It also provides reliable authority for the proposition that it is only payments facilitating the continued occupation by the remaining co-owner, eg rent and mortgage interest payments which can be set-off against occupational rent and visa versa. It is only payments which add to the capital value of the property which can be claimed by the remaining co-owner, which is useful consolidation for insolvency practitioners.

It is also worth noting that in this case, Ms Murphy claimed for occupational rent which was not quantified with reference to a monthly notional rent but this did not appear to reflect the findings in her favour.

This case also represents the first application, following Stack v Dowden, of the court’s power to determine the payment of occupational rent by reference to sections 12 to 15 of TLATA rather than the old doctrine of equitable accounting.

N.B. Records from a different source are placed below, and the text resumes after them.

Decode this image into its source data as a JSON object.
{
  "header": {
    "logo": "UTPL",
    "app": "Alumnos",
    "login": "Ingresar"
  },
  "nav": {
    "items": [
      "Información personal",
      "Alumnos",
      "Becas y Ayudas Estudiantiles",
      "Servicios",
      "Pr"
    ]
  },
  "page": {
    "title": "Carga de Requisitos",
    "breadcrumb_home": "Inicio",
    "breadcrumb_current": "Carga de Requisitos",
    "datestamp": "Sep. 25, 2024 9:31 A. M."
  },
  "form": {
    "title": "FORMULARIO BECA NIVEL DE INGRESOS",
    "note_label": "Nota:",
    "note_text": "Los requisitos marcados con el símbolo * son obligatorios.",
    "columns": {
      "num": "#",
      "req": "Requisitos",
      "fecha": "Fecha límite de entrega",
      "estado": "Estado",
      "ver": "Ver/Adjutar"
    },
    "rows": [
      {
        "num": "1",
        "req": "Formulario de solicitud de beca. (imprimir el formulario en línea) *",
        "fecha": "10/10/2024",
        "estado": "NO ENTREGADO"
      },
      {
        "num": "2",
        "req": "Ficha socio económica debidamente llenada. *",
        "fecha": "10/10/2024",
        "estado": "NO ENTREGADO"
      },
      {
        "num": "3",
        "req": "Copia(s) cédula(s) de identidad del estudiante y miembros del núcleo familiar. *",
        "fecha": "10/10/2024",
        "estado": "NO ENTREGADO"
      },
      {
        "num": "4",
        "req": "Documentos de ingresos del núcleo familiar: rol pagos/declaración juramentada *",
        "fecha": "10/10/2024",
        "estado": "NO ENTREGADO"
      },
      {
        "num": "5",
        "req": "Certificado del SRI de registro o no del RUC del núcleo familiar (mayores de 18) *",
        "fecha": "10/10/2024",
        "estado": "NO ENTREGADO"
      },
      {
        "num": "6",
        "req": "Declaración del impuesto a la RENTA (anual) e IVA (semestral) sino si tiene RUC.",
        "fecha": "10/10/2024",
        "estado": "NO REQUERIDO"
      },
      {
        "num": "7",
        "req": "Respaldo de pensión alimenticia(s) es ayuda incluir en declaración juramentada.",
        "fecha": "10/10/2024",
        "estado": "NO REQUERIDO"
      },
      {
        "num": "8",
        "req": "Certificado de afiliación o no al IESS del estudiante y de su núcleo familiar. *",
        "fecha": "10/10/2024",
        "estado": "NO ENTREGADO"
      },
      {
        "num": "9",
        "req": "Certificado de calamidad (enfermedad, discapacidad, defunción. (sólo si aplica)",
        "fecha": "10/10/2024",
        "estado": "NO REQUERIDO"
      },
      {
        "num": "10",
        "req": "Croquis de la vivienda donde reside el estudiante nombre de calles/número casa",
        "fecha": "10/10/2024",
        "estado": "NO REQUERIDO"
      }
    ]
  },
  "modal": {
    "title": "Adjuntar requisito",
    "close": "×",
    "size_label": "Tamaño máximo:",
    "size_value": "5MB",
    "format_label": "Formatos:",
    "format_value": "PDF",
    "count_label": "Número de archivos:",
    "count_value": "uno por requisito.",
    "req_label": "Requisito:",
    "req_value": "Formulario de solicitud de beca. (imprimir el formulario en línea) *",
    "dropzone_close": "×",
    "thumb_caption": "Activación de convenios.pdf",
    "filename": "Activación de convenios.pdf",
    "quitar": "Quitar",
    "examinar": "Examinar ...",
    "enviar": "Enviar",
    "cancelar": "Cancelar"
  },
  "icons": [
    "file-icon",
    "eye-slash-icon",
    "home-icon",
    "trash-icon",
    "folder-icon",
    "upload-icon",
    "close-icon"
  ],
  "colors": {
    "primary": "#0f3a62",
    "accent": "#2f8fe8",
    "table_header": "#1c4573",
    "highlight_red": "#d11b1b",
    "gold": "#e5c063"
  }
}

About the author

Caroline advises on all aspects of contentious and non-contentious personal and corporate insolvency matters.

Caroline Benfield

Caroline advises on all aspects of contentious and non-contentious personal and corporate insolvency matters.

Recent articles

30 July 2020 Rethinking the landlord / tenant relationship

We have been following the travails of the high street for over 12 months where changing shopping habits, business rates and rent increases have been contributing to a growing strain on many landlord / tenant relationships.

Read article
30 July 2020 Bankrupts fail in claim to have interests in land revested in them

The claim by Mr and Mrs Brake (Brake v Swift), heard in the High Court in May, to have a cottage and adjacent land revested in them under Section 283A of the Insolvency Act 1986, was set against a background of convoluted litigation extending over a number of years, described by Matthews HHJ as ‘complex’.

Read article
29 July 2020 Remote witnessing of wills – a sign of the times

The law governing how a will is witnessed dates back to 1837 and for good reason. The requirement for two people (neither of whom can inherit from the will they are witnessing) to be physically present at the signing of a will is designed to, among other things, prevent fraud and the exercise of undue influence. That is, until the Covid-19 pandemic struck.

Read article
How can we help?
01926 732512